Answering the call when disaster strikes
“How can we help?” This is always the first question that comes up at OHS when a natural disaster hits. Days after the deadly tornadoes touched down in Alabama, OHS was contacted by the Humane Society of the United States (HSUS) to see if our shelter could take in any of the 150 pets they were transporting out of shelters from the area. Transporting shelter pets, who are already available for adoption, out of an affected area is one of the best ways to free up space and resources in the days following a disaster.
The OHS Operations team gathered to make sure there would be room for the pets from Alabama without disrupting any of the regularly scheduled transfers of pets from shelter partners including Multnomah and Washington County Animal Services. The answer was a resounding “yes, we can help.”

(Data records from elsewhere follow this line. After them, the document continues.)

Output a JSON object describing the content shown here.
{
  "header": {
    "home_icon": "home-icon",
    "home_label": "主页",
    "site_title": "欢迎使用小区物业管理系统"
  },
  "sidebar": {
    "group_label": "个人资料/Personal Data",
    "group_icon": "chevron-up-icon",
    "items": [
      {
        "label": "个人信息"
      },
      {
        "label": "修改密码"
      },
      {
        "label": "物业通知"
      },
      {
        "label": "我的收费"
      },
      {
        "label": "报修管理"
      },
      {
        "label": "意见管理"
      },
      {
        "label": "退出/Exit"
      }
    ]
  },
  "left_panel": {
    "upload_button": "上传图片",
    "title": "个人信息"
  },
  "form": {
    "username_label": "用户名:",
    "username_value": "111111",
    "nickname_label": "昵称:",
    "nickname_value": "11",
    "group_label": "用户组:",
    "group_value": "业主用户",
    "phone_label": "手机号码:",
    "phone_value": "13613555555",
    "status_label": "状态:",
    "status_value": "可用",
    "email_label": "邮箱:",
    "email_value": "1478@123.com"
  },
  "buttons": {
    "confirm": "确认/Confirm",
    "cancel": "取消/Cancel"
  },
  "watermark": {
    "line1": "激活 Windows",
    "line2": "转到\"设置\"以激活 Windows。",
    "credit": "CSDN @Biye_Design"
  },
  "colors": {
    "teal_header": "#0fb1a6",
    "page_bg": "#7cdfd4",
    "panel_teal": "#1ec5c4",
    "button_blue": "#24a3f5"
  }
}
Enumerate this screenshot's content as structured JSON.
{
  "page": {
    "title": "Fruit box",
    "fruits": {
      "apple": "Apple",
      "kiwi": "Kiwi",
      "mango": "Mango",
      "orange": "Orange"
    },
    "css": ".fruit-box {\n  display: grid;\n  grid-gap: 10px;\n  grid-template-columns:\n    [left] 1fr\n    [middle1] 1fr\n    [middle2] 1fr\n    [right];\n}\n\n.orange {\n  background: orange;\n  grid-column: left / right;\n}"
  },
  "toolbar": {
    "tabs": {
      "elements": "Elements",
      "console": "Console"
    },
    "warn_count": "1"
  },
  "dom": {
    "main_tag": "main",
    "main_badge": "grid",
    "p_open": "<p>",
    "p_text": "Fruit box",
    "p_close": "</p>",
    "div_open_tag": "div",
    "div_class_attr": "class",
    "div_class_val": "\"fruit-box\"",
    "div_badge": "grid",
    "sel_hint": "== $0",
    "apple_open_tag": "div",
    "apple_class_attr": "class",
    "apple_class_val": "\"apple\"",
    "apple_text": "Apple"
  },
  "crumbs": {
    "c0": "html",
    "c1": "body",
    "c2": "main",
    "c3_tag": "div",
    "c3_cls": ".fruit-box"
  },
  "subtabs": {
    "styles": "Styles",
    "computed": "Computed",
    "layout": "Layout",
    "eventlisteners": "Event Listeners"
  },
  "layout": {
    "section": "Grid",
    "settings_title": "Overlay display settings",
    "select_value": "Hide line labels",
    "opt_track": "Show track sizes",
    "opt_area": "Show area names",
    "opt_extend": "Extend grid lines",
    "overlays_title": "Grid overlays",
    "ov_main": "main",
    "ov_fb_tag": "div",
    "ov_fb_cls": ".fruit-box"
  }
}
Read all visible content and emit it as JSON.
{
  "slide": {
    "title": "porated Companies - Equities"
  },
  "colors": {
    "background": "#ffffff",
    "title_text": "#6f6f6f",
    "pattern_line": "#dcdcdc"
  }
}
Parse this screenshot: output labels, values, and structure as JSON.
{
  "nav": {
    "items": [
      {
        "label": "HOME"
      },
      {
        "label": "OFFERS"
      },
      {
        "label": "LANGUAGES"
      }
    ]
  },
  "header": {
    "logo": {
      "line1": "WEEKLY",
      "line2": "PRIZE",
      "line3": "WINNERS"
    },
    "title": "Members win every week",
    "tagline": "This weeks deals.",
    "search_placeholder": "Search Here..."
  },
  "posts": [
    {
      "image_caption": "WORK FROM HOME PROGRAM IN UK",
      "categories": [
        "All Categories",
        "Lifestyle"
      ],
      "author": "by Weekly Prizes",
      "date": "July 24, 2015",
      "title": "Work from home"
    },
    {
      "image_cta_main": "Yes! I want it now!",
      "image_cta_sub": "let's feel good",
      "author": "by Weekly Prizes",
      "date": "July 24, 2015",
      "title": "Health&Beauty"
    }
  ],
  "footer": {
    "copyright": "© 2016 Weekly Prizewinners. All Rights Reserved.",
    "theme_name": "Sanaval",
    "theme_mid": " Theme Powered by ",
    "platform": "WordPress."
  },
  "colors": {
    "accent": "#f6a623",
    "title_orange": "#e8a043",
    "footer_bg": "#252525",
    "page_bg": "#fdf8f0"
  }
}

Rescues like these are made possible by donations from animal-lovers like you.
Seven other shelters also answered the call for help from HSUS and agreed to receive pets from the disaster-affected area. These include Seattle Humane Society, Humane Society for Southwest Washington, Newberg Animal Shelter, Lincoln County Animal Shelter, Progressive Animal Welfare Society, Hood River Adopt a Dog and Willamette Humane Society.
Before the pets began their journey to Oregon, a member of the OHS Admissions team, Luba Wagner, went to Alabama to help the HSUS team prepare the animals, organize paperwork and load the plane.
On Sunday, the eight agencies gathered their vehicles on the tarmac, eagerly awaiting the arrival of the dogs and cats from Alabama. There was a great camaraderie among the group – a wonderful testament to the collective compassion in the Northwest. As the plane touched down the group erupted in applause.
Of the 150 pets on the flight, OHS received 47 of them: 17 dogs and 30 cats. One by one, each crate was unloaded and sorted. OHS brought two vehicles – one to transport the cats and one for dogs. After a long flight together, it was time for the cats to enjoy some quiet time, away from the barking dogs.
Back at OHS, the pets were checked in, given a quick assessment and settled in for the night on soft beds in their kennels. On Monday afternoon some will begin the last leg of their journey – to an adoptive home. The OHS website will post these pets as they become available for adoption. See all available pets here.